GOAL OF THE EXERCISE: Write every entry out again exactly, please, and skip the pictures.

Data about app and page elements:
------------------------------

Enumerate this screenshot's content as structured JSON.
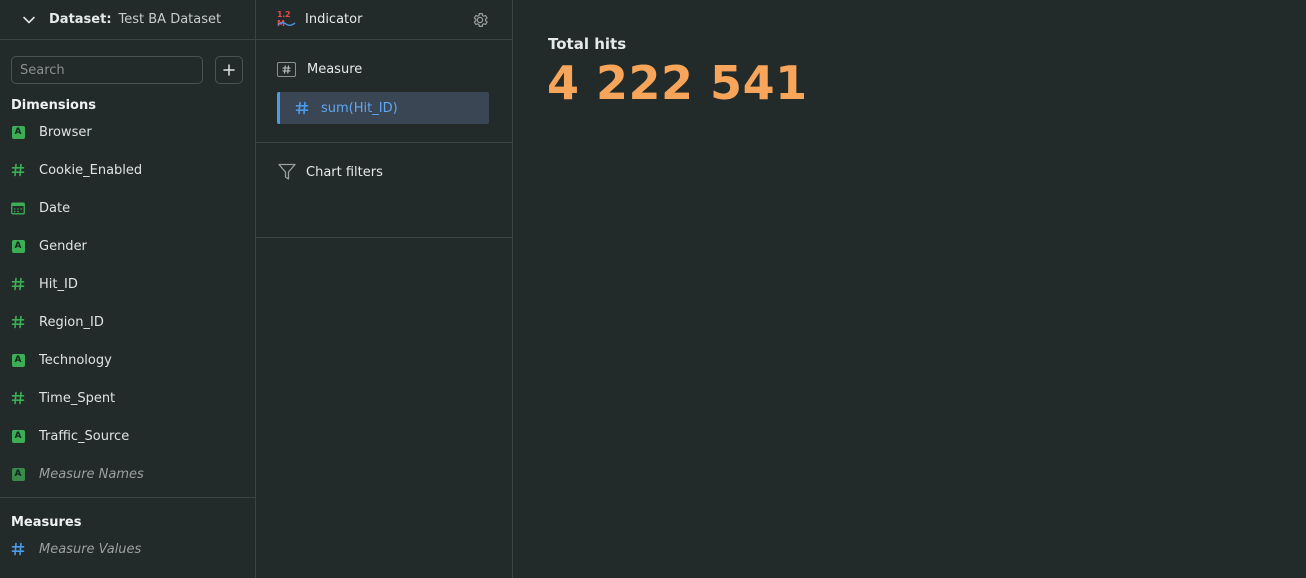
{
  "dataset": {
    "label": "Dataset:",
    "name": "Test BA Dataset"
  },
  "search": {
    "placeholder": "Search",
    "value": ""
  },
  "dimensions": {
    "title": "Dimensions",
    "items": [
      {
        "label": "Browser",
        "type": "string"
      },
      {
        "label": "Cookie_Enabled",
        "type": "number"
      },
      {
        "label": "Date",
        "type": "date"
      },
      {
        "label": "Gender",
        "type": "string"
      },
      {
        "label": "Hit_ID",
        "type": "number"
      },
      {
        "label": "Region_ID",
        "type": "number"
      },
      {
        "label": "Technology",
        "type": "string"
      },
      {
        "label": "Time_Spent",
        "type": "number"
      },
      {
        "label": "Traffic_Source",
        "type": "string"
      },
      {
        "label": "Measure Names",
        "type": "string"
      }
    ]
  },
  "measures": {
    "title": "Measures",
    "items": [
      {
        "label": "Measure Values",
        "type": "number"
      }
    ]
  },
  "visualization": {
    "icon_text": "1.2 M",
    "title": "Indicator",
    "measure_section": "Measure",
    "measure_chip": "sum(Hit_ID)",
    "filters_section": "Chart filters"
  },
  "indicator": {
    "title": "Total hits",
    "value": "4 222 541"
  },
  "colors": {
    "background": "#232a2a",
    "dimension_icon": "#3cae55",
    "measure_icon": "#4b9bea",
    "indicator_value": "#f7a55a",
    "chip_background": "#3a4654"
  }
}
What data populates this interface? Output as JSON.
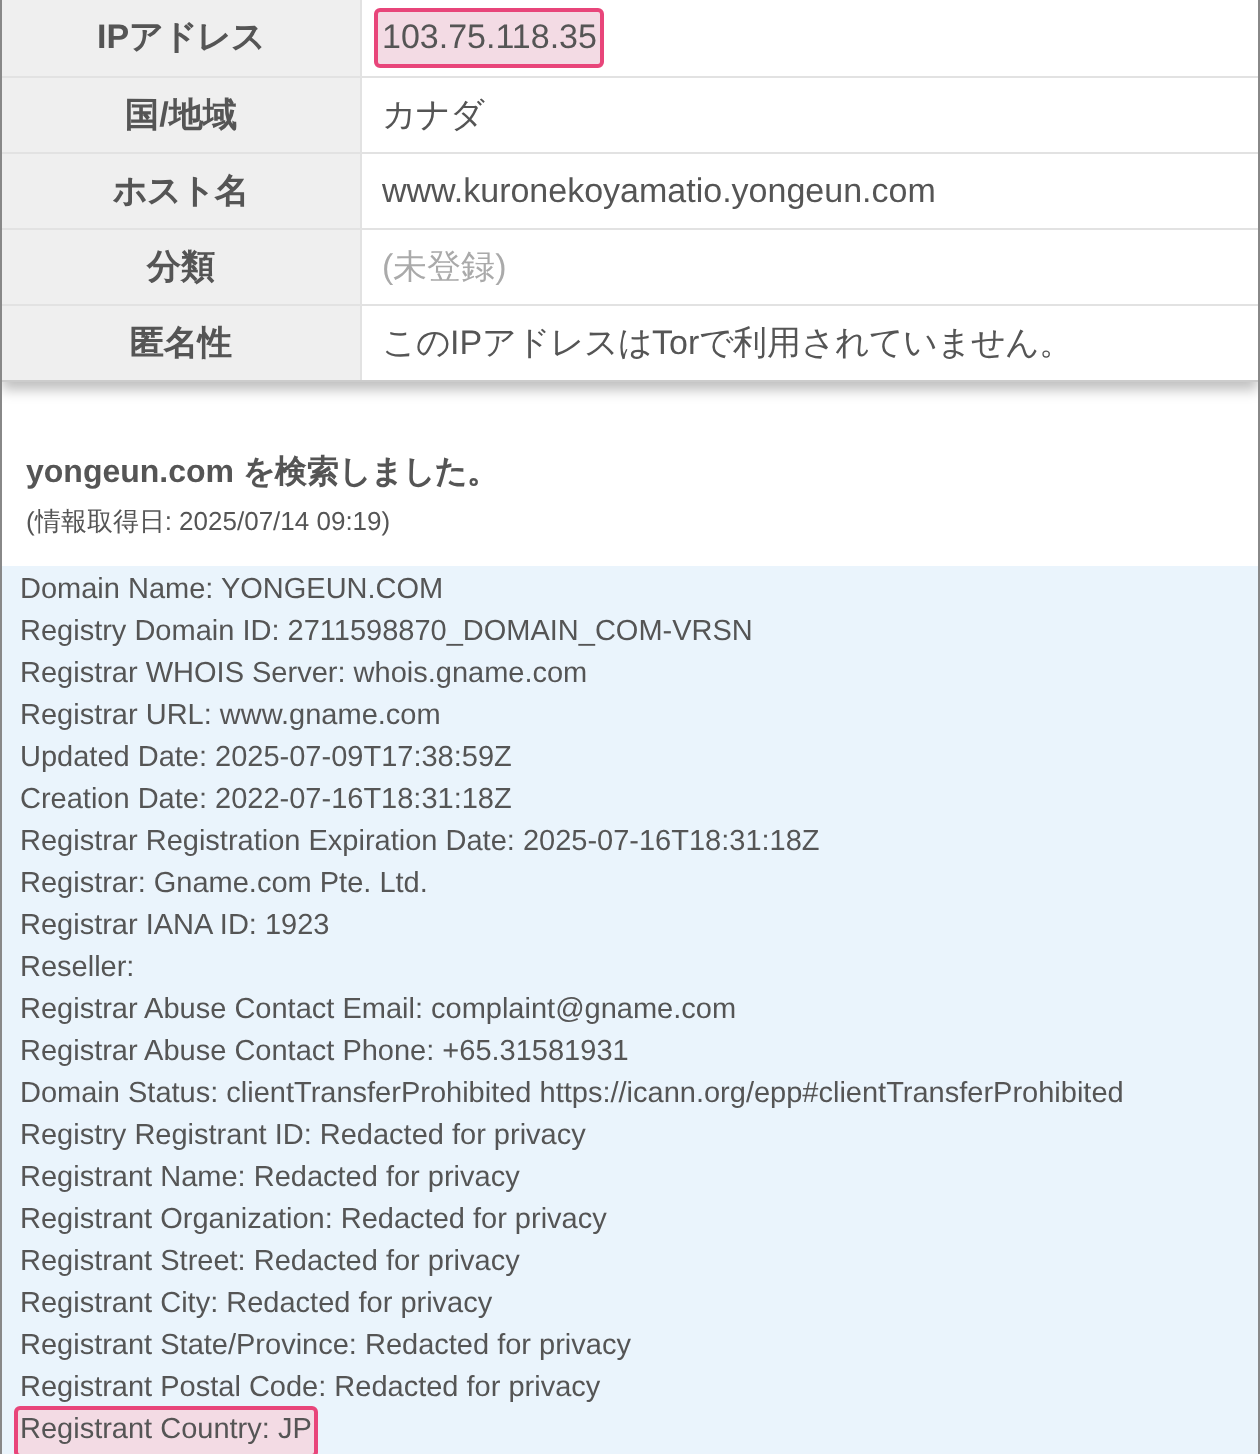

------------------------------

RESPONSE FOR THIS EXERCISE:
Enumerate this screenshot's content as structured JSON.
{
  "dataset": {
    "label": "Dataset:",
    "name": "Test BA Dataset"
  },
  "search": {
    "placeholder": "Search",
    "value": ""
  },
  "dimensions": {
    "title": "Dimensions",
    "items": [
      {
        "label": "Browser",
        "type": "string"
      },
      {
        "label": "Cookie_Enabled",
        "type": "number"
      },
      {
        "label": "Date",
        "type": "date"
      },
      {
        "label": "Gender",
        "type": "string"
      },
      {
        "label": "Hit_ID",
        "type": "number"
      },
      {
        "label": "Region_ID",
        "type": "number"
      },
      {
        "label": "Technology",
        "type": "string"
      },
      {
        "label": "Time_Spent",
        "type": "number"
      },
      {
        "label": "Traffic_Source",
        "type": "string"
      },
      {
        "label": "Measure Names",
        "type": "string"
      }
    ]
  },
  "measures": {
    "title": "Measures",
    "items": [
      {
        "label": "Measure Values",
        "type": "number"
      }
    ]
  },
  "visualization": {
    "icon_text": "1.2 M",
    "title": "Indicator",
    "measure_section": "Measure",
    "measure_chip": "sum(Hit_ID)",
    "filters_section": "Chart filters"
  },
  "indicator": {
    "title": "Total hits",
    "value": "4 222 541"
  },
  "colors": {
    "background": "#232a2a",
    "dimension_icon": "#3cae55",
    "measure_icon": "#4b9bea",
    "indicator_value": "#f7a55a",
    "chip_background": "#3a4654"
  }
}
What data populates this interface? Output as JSON.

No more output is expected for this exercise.